App and web page records:
|---|

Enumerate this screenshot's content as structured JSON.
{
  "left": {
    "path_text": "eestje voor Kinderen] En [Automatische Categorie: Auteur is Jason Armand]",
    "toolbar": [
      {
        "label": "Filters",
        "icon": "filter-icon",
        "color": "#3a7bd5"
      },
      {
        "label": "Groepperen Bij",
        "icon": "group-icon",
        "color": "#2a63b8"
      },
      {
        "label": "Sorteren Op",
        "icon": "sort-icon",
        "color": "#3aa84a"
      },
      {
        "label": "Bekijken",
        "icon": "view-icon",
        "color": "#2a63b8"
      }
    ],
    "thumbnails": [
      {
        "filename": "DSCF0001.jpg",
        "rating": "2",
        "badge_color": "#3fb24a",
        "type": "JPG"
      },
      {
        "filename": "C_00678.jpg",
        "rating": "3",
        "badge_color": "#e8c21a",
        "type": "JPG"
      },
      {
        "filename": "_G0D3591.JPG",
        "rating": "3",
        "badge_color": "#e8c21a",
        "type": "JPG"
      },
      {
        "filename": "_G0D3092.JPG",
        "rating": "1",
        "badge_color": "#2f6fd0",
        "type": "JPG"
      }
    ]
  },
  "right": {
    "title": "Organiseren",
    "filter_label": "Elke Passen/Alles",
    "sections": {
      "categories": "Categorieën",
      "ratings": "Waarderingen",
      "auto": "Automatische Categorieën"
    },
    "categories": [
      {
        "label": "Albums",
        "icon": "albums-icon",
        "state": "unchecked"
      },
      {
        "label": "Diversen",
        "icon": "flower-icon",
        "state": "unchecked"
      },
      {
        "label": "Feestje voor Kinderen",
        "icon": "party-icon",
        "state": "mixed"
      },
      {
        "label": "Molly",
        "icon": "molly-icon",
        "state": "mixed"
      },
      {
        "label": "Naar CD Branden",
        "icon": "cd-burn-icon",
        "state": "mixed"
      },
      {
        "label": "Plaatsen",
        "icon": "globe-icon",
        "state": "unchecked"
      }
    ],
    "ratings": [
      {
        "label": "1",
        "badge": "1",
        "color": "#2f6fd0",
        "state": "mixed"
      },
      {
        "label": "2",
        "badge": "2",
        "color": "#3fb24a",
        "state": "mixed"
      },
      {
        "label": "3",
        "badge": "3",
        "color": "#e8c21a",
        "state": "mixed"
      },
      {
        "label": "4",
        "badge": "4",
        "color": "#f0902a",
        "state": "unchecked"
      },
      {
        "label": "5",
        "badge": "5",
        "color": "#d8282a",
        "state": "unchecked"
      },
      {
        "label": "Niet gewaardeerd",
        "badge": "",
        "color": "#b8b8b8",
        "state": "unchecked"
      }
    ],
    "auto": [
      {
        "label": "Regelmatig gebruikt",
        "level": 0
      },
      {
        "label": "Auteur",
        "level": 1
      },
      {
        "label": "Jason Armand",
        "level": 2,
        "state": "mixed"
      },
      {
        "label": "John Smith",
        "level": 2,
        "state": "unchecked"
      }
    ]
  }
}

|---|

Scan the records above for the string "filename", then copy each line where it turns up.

        "filename": "DSCF0001.jpg",
        "filename": "C_00678.jpg",
        "filename": "_G0D3591.JPG",
        "filename": "_G0D3092.JPG",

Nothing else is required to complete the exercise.